Aside from the issues of justice, another obstacle for survivors of sexual assault is the lack of health infrastructure, modern tools, and equipment that are required in this sector. The health system also lacks the qualified personnel to handle rape-related cases.

Local culture can also be an obstacle to justice because of a regional custom which obligates victims to marry their assailants or accept “camels or livestock” as compensation for their assault:

Rape is pervasive and often goes unpunished in much of Somalia, where decades of conflict have fueled a culture of violence and weakened institutions meant to uphold the law. Traditionally, rape victims are forced to accept compensation – often in the form of camels or livestock – and marry their assailants in a centuries-old practice designed to end war between rival clans.

Small steps in the right direction — but is it enough?
On 9 Sept 2017, the semi-autonomous region of Puntland made headlines when it opened the first forensic lab to handle rape cases in the city of Garowe.

The year before, in September 2016, Puntland also became the first administrative region in Somalia to pass an anti-rape law.The House of Parliament voiced resounding support with 42 out of 45 members voting in favor of the bill which was later officially made into law.

On 6 January 2018, the Parliament of self-declared state Somaliland followed Puntland’s lead and also proposed a new anti-rape bill. However, there is still a long way to go before it is passed by the Guurti (House of Elders) and is signed into law.

Although the rape issue has attracted attention from the Somali government as well as the international community in the past years, sexual violence against women and children remains rampant and the number of assault cases continues to grow.

Continue Reading

Human Rights

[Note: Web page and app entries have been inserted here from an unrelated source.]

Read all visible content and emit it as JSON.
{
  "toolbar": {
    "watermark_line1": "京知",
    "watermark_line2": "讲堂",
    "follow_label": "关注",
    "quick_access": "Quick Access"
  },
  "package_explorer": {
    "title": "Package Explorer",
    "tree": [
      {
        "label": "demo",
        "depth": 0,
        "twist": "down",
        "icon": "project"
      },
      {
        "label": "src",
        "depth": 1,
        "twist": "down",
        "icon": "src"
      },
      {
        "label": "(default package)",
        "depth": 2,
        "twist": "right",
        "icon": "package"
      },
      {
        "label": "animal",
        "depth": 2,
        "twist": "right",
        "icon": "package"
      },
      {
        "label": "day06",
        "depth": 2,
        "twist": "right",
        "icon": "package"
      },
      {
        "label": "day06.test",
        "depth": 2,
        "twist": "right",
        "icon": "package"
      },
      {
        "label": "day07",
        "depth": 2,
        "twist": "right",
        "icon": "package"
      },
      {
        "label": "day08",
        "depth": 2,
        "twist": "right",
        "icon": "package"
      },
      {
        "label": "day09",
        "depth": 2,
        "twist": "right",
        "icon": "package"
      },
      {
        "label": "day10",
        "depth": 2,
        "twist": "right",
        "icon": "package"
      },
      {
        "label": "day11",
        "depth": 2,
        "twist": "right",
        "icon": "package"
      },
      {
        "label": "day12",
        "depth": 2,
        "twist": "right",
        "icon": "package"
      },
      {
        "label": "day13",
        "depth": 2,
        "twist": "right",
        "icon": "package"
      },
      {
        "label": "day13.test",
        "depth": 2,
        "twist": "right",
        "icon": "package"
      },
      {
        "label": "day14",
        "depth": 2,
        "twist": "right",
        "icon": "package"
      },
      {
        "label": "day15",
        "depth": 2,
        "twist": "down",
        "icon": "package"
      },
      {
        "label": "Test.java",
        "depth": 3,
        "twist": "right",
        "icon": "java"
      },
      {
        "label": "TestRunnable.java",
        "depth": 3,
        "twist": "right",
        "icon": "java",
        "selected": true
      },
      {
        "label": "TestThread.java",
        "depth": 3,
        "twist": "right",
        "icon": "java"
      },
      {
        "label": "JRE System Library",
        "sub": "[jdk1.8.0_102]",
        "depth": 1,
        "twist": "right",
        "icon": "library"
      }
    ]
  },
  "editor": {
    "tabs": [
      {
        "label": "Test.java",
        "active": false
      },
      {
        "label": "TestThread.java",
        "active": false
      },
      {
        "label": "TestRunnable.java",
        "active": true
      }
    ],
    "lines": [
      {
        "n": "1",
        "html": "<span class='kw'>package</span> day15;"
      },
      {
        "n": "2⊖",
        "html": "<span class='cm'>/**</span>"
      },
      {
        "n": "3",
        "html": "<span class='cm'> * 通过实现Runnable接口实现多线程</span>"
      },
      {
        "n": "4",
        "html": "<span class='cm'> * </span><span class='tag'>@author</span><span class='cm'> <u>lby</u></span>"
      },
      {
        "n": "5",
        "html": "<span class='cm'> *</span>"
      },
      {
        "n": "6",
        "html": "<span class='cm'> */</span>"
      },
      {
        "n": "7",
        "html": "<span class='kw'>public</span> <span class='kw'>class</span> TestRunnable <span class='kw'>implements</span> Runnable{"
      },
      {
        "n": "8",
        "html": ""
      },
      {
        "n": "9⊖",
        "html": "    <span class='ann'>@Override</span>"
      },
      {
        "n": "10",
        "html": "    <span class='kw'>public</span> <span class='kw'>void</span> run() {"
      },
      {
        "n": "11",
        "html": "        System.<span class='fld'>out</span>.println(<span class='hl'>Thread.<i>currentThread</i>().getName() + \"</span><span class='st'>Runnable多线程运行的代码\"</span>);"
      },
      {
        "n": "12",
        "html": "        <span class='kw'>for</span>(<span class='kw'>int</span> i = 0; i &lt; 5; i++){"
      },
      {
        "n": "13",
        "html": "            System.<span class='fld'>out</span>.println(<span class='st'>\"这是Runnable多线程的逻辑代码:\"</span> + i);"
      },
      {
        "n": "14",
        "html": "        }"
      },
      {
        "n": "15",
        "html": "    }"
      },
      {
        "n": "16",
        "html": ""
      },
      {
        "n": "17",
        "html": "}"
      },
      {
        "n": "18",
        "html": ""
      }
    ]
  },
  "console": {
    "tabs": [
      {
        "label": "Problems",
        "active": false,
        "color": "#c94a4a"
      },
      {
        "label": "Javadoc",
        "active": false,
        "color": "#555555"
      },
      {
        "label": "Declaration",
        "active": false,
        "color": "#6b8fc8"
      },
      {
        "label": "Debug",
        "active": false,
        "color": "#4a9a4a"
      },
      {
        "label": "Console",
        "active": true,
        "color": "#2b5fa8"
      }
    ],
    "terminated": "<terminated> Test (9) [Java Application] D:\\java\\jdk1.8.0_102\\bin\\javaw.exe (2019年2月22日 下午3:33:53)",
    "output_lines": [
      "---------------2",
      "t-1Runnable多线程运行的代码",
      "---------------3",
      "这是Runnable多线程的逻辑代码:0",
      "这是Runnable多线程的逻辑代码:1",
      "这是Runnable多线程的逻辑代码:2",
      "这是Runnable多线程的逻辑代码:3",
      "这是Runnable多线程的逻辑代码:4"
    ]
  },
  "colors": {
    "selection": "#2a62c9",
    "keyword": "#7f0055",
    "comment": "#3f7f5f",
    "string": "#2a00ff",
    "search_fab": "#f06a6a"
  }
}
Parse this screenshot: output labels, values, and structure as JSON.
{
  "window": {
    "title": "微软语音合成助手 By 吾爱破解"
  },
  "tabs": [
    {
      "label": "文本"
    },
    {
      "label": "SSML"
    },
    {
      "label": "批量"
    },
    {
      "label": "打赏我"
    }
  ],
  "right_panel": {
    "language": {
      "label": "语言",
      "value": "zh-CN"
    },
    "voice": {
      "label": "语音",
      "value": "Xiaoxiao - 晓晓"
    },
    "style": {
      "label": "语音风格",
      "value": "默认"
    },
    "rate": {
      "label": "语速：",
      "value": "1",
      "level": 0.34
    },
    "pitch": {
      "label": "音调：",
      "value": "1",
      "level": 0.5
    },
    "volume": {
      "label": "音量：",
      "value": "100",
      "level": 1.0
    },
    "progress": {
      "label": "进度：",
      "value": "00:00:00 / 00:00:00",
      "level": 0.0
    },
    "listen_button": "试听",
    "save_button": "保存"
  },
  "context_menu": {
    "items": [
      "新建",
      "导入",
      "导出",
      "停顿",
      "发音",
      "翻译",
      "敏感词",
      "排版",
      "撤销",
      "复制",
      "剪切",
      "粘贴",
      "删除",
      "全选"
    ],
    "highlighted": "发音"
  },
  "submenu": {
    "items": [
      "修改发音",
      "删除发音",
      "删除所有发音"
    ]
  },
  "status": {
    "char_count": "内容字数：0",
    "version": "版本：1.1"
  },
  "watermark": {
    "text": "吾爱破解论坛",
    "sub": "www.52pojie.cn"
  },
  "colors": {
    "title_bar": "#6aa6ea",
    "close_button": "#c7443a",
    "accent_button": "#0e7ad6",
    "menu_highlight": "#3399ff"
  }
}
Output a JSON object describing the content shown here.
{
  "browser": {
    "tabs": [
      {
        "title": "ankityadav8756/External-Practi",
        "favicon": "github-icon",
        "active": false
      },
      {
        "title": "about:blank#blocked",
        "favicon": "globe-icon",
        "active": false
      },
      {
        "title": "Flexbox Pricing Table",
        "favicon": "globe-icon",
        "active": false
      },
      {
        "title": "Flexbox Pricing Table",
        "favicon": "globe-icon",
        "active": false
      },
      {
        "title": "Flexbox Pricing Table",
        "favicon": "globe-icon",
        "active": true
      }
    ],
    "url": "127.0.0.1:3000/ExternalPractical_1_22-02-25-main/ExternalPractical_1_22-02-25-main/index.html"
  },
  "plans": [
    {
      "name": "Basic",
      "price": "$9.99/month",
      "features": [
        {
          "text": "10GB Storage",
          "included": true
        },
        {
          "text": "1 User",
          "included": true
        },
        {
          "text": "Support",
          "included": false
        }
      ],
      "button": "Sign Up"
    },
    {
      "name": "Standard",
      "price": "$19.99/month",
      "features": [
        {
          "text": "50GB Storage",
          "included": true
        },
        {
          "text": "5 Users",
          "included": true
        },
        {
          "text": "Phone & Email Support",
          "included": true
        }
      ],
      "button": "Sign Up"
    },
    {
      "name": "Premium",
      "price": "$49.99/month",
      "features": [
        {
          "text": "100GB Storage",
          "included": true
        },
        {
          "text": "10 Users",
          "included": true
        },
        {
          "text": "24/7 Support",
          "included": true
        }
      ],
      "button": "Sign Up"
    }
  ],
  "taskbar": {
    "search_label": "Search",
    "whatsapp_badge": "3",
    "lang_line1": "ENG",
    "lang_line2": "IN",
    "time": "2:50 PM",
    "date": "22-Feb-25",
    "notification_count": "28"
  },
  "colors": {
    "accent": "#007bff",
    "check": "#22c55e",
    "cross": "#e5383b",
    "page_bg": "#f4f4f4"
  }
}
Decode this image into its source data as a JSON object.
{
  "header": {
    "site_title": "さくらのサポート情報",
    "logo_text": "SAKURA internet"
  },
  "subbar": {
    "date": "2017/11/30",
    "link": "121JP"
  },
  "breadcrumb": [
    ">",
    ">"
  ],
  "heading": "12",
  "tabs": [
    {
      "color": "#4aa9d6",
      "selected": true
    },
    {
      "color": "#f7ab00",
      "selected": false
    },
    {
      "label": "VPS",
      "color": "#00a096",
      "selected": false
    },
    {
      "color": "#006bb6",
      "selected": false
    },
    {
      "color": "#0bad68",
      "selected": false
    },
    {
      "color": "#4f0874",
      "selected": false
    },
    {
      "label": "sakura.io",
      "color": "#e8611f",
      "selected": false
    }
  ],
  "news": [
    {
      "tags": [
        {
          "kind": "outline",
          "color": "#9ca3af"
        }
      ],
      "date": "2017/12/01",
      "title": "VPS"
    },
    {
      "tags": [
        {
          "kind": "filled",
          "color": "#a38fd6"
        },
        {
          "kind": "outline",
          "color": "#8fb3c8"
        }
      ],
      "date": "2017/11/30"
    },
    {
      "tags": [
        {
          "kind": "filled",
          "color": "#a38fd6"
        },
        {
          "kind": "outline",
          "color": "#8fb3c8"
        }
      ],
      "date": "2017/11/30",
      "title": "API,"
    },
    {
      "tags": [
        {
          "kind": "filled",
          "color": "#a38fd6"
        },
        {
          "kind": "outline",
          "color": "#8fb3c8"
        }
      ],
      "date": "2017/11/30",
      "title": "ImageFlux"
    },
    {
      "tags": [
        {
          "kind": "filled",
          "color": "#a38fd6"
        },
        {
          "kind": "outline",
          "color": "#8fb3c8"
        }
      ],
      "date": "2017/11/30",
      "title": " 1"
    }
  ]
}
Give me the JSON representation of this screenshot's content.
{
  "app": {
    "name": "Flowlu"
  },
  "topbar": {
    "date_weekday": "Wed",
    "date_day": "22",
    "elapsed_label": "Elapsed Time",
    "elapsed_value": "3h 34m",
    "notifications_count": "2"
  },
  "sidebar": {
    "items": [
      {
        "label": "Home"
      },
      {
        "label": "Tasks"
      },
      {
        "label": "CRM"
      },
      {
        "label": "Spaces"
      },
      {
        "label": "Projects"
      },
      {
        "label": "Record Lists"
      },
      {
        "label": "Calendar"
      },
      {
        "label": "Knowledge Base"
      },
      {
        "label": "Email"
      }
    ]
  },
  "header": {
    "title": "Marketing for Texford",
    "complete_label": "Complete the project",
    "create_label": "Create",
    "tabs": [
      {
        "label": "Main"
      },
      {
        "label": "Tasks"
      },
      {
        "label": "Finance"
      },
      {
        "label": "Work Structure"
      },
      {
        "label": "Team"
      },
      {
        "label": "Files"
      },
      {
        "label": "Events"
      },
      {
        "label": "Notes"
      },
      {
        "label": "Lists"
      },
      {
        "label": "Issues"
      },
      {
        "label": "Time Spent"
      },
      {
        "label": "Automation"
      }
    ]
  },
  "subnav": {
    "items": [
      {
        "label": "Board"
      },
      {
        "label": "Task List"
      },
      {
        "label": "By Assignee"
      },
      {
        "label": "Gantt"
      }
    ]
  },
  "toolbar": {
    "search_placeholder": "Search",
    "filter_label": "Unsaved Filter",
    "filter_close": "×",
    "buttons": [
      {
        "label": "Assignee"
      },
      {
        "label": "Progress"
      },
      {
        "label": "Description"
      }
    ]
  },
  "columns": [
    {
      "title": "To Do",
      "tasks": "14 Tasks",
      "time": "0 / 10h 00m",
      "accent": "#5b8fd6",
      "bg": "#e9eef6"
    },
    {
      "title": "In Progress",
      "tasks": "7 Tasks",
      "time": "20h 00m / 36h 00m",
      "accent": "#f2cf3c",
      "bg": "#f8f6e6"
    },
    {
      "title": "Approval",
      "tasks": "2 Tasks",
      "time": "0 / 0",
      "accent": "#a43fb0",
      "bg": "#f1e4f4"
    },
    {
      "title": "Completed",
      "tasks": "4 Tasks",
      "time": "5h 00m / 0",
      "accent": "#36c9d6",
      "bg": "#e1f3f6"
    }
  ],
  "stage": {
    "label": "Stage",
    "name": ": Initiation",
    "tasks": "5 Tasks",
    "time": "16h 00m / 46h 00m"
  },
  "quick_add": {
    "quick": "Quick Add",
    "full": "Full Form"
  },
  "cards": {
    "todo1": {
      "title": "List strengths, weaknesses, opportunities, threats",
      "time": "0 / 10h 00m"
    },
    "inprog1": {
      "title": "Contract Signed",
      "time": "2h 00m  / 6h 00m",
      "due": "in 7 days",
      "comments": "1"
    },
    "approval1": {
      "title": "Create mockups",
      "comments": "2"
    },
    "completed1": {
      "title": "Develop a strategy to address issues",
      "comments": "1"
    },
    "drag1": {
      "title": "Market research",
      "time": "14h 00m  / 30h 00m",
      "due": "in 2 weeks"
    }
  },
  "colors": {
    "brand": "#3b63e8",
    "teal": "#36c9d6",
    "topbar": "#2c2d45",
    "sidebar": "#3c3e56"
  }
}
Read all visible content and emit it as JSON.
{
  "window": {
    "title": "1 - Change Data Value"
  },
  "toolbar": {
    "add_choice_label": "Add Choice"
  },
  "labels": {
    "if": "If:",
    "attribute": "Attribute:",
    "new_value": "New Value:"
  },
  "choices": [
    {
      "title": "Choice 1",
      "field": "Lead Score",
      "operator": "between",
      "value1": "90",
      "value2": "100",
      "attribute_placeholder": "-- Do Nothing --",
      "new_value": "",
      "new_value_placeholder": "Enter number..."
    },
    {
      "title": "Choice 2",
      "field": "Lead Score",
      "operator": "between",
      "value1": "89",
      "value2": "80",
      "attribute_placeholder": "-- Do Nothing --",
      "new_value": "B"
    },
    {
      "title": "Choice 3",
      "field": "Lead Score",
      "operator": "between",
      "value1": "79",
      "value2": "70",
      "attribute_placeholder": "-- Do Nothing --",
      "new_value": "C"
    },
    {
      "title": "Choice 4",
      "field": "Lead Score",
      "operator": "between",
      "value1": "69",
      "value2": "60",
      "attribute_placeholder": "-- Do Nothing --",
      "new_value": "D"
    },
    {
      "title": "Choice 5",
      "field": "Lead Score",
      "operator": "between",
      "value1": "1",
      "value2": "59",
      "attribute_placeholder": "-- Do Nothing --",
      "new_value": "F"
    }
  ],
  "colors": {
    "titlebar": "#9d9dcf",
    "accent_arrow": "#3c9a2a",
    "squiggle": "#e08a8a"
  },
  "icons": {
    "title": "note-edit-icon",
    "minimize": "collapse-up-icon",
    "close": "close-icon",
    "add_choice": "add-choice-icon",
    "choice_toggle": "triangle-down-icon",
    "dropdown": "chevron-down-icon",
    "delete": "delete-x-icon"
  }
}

Somalia: Satellite imagery reveals devastation amid forced evictions of thousands who fled conflict and drought



New satellite imagery analysis by Amnesty International gives the first comprehensive view of how thousands of structures, including several schools, were demolished in sudden forced evictions that left more than 4,000 families homeless on the outskirts of Somalia’s capital Mogadishu in late December.

No warning was given before armed men accompanied bulldozers to raze the sites on 29 and 30 December 2017, according to UNICEF and Save the Children. UN agencies have said the forced evictions left more than 24,000 internally displaced persons (IDPs) homeless, including 3,000 children.

Amnesty International’s analysis of satellite images from before, during and after the demolitions clearly shows that thousands of structures were turned to rubble over the course of the two-day operation. A UN humanitarian official said that basic infrastructure including latrines, schools and community centres were destroyed.

“These satellite images give a bird’s-eye view of the shocking scale of these forced evictions that destroyed the possessions, dwellings and livelihoods of thousands of vulnerable families,” said Sarah Jackson, Amnesty International’s Deputy Regional Director for East Africa, the Horn and the Great Lakes.

These satellite images give a bird’s-eye view of the shocking scale of these forced evictions that destroyed the possessions, dwellings and livelihoods of thousands of vulnerable families.
Sarah Jackson, Amnesty International’s Deputy Regional Director for East Africa, the Horn and the Great Lakes

“Forced evictions are always a human rights violation and inevitably put people who are already in a very vulnerable situation at even greater risk. What makes these demolitions particularly cruel is that many of the thousands of people affected had only recently sought protection in Mogadishu after fleeing insecurity, drought and impending famine elsewhere in Somalia.”

Continue Reading